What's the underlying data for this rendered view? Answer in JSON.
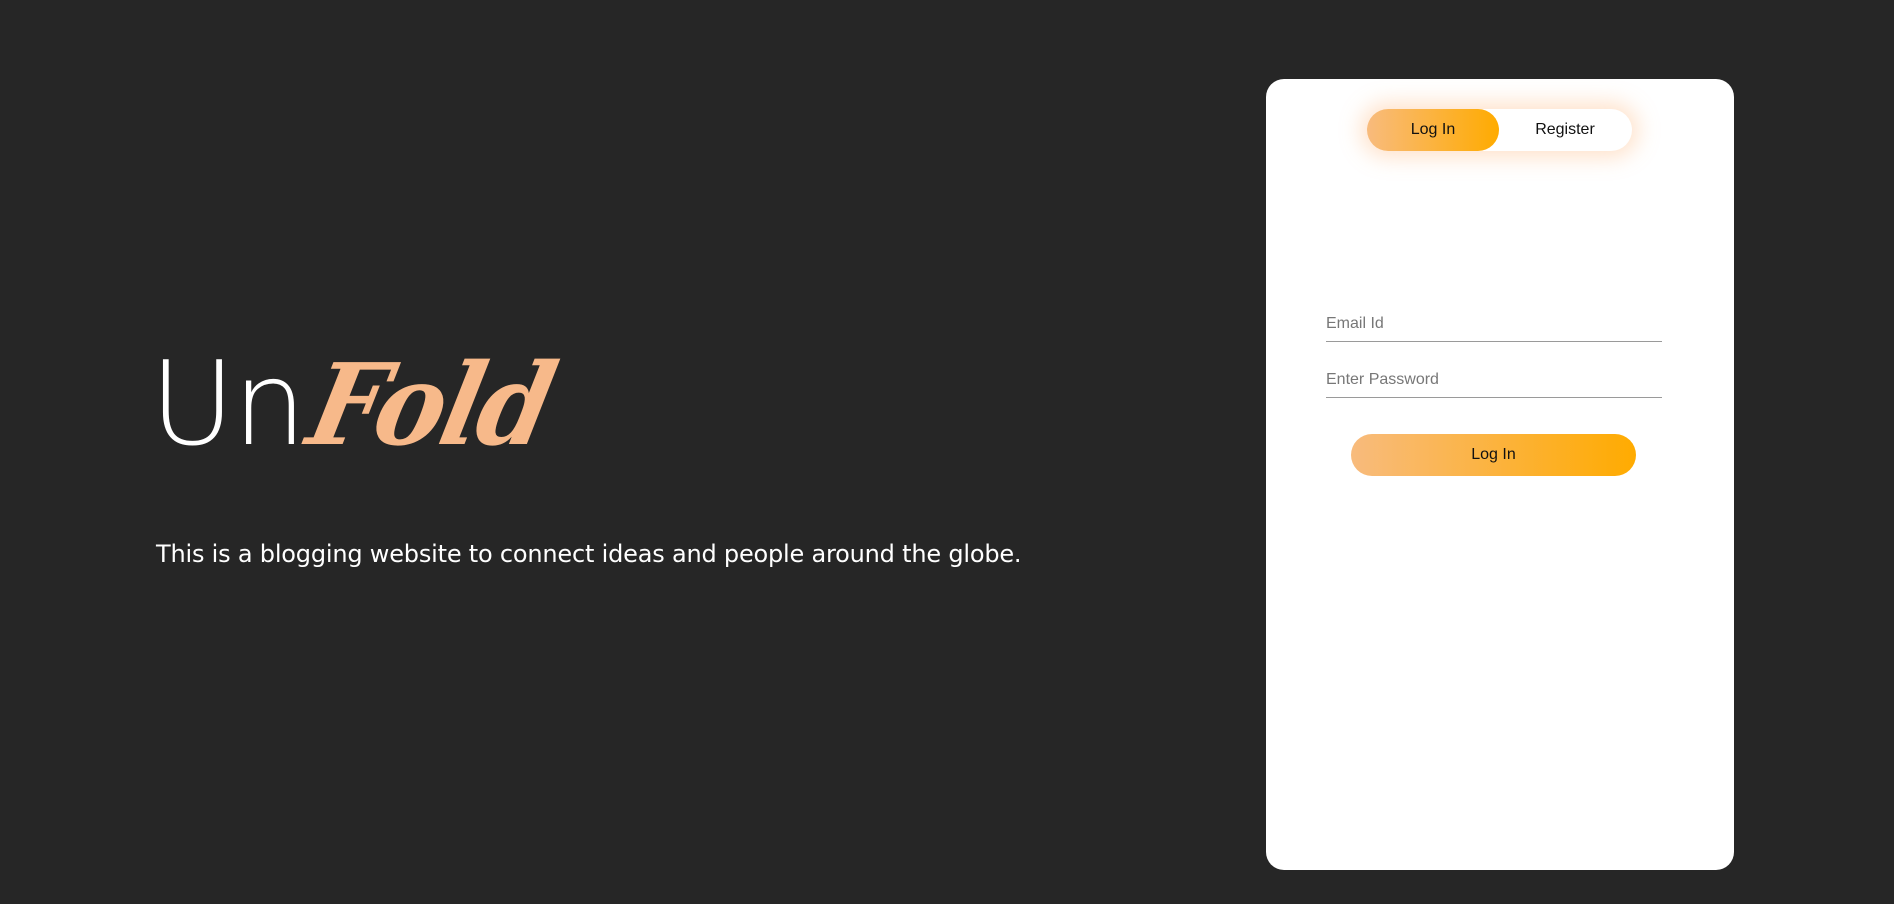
{
  "brand": {
    "part1": "Un",
    "part2": "Fold"
  },
  "tagline": "This is a blogging website to connect ideas and people around the globe.",
  "auth_toggle": {
    "login_label": "Log In",
    "register_label": "Register",
    "active": "Log In"
  },
  "login_form": {
    "email_placeholder": "Email Id",
    "password_placeholder": "Enter Password",
    "submit_label": "Log In"
  },
  "colors": {
    "background": "#262626",
    "card": "#ffffff",
    "accent_start": "#f8bb7d",
    "accent_end": "#ffab00",
    "brand_script": "#f7b98a"
  }
}
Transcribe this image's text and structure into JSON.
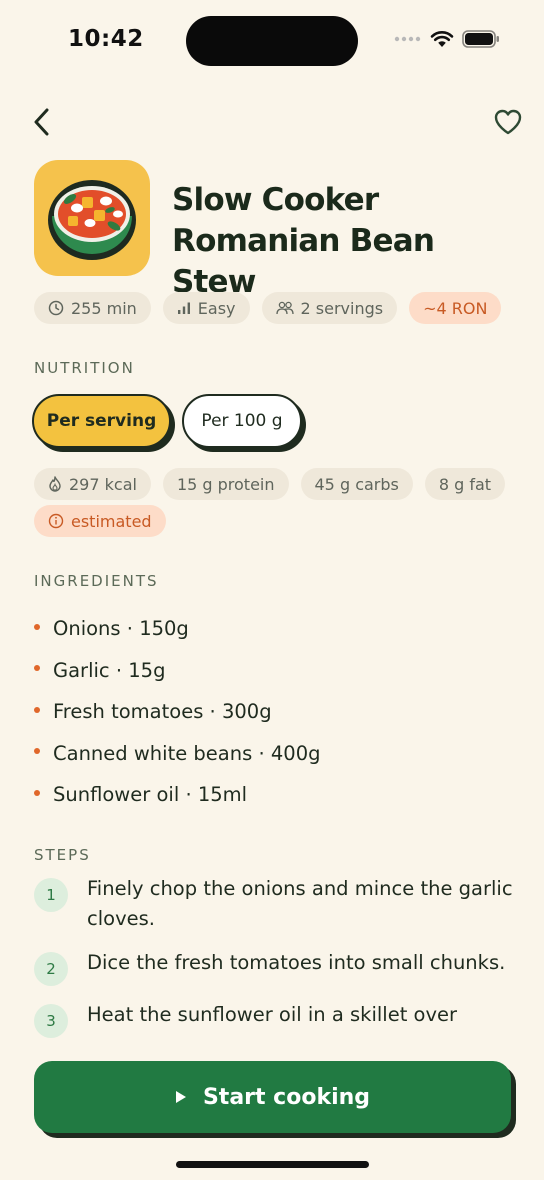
{
  "status_bar": {
    "time": "10:42"
  },
  "recipe": {
    "title_line1": "Slow Cooker",
    "title_line2": "Romanian Bean Stew"
  },
  "meta_chips": {
    "time": "255 min",
    "difficulty": "Easy",
    "servings": "2 servings",
    "price": "~4 RON"
  },
  "nutrition": {
    "label": "NUTRITION",
    "toggle_per_serving": "Per serving",
    "toggle_per_100g": "Per 100 g",
    "kcal": "297 kcal",
    "protein": "15 g protein",
    "carbs": "45 g carbs",
    "fat": "8 g fat",
    "estimated": "estimated"
  },
  "ingredients": {
    "label": "INGREDIENTS",
    "items": [
      {
        "name": "Onions",
        "qty": "150g"
      },
      {
        "name": "Garlic",
        "qty": "15g"
      },
      {
        "name": "Fresh tomatoes",
        "qty": "300g"
      },
      {
        "name": "Canned white beans",
        "qty": "400g"
      },
      {
        "name": "Sunflower oil",
        "qty": "15ml"
      }
    ]
  },
  "steps": {
    "label": "STEPS",
    "items": [
      {
        "num": "1",
        "text": "Finely chop the onions and mince the garlic cloves."
      },
      {
        "num": "2",
        "text": "Dice the fresh tomatoes into small chunks."
      },
      {
        "num": "3",
        "text": "Heat the sunflower oil in a skillet over"
      }
    ]
  },
  "cta": {
    "label": "Start cooking"
  },
  "colors": {
    "background": "#FAF5EA",
    "accent_yellow": "#F3C23F",
    "accent_green": "#217A42",
    "accent_orange": "#E0672A"
  },
  "icons": {
    "back": "chevron-left-icon",
    "favorite": "heart-outline-icon",
    "time": "clock-icon",
    "difficulty": "bar-chart-icon",
    "servings": "people-icon",
    "kcal": "flame-icon",
    "estimated": "info-icon",
    "cta": "play-icon"
  }
}
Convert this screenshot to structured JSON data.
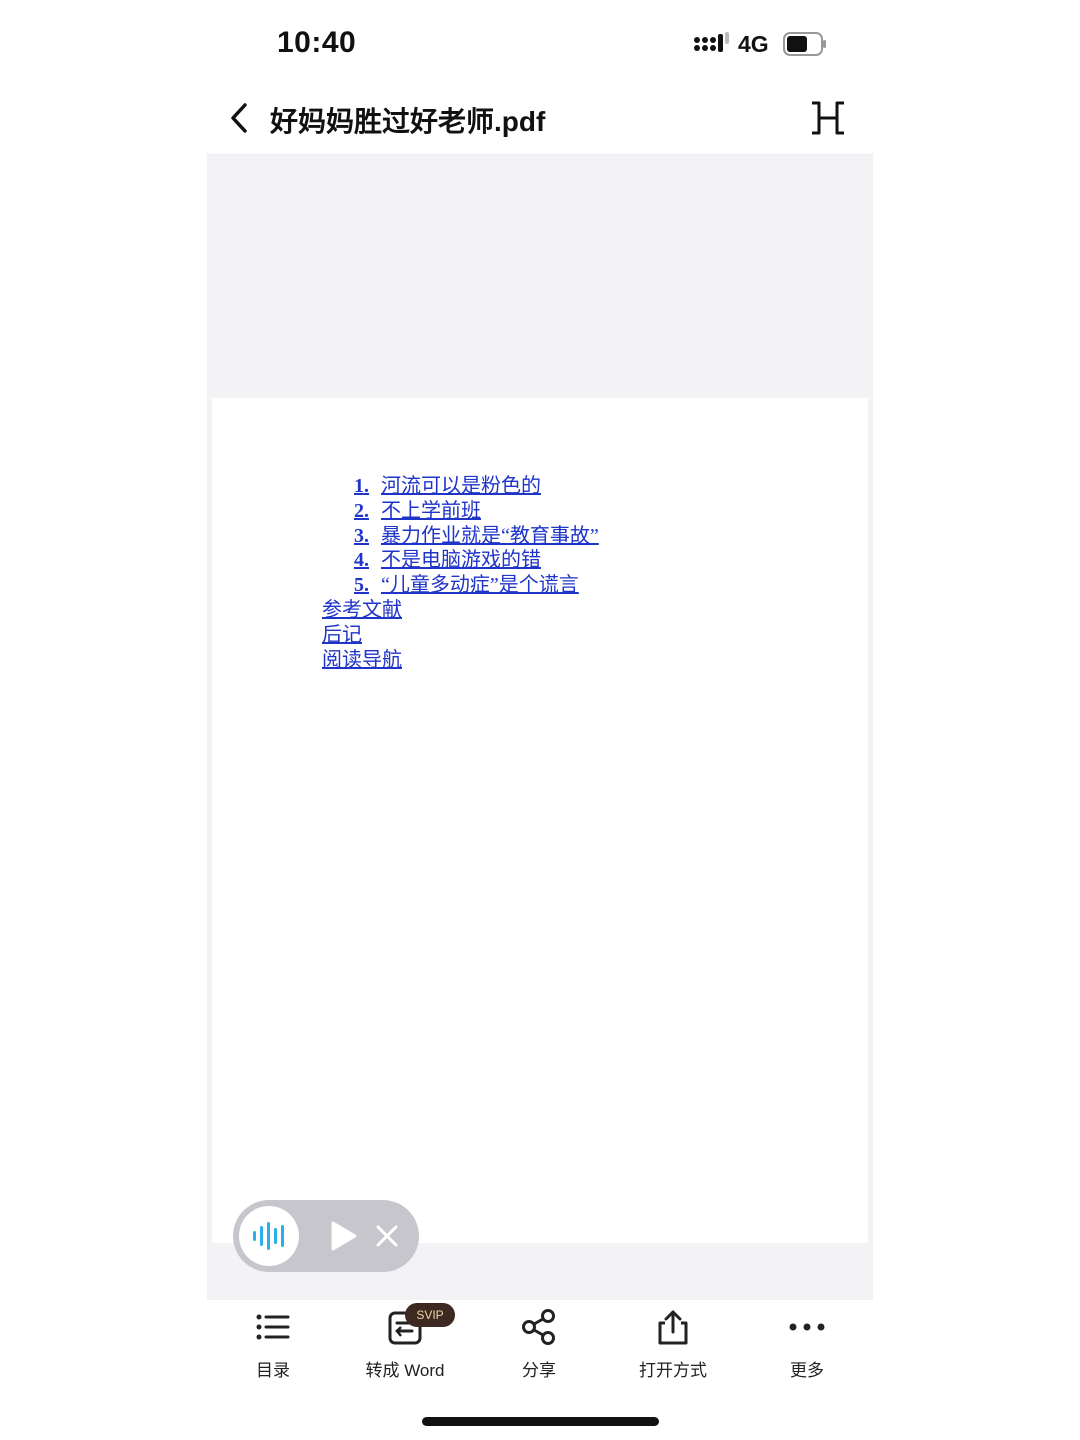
{
  "status_bar": {
    "time": "10:40",
    "network": "4G"
  },
  "header": {
    "title": "好妈妈胜过好老师.pdf"
  },
  "document": {
    "toc": [
      {
        "num": "1.",
        "text": "河流可以是粉色的"
      },
      {
        "num": "2.",
        "text": "不上学前班"
      },
      {
        "num": "3.",
        "text": "暴力作业就是“教育事故”"
      },
      {
        "num": "4.",
        "text": "不是电脑游戏的错"
      },
      {
        "num": "5.",
        "text": "“儿童多动症”是个谎言"
      },
      {
        "text": "参考文献"
      },
      {
        "text": "后记"
      },
      {
        "text": "阅读导航"
      }
    ]
  },
  "toolbar": {
    "toc_label": "目录",
    "convert_label": "转成 Word",
    "convert_badge": "SVIP",
    "share_label": "分享",
    "open_with_label": "打开方式",
    "more_label": "更多"
  },
  "colors": {
    "link": "#1f34c9",
    "tts_accent": "#2ab0e8",
    "badge_bg": "#3c2a22",
    "viewer_bg": "#f3f3f6"
  }
}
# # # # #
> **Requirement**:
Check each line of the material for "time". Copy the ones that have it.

> **Written response**:
    "time": "10:42"
    "time": "255 min",
    "time": "clock-icon",
    "time": "10:40",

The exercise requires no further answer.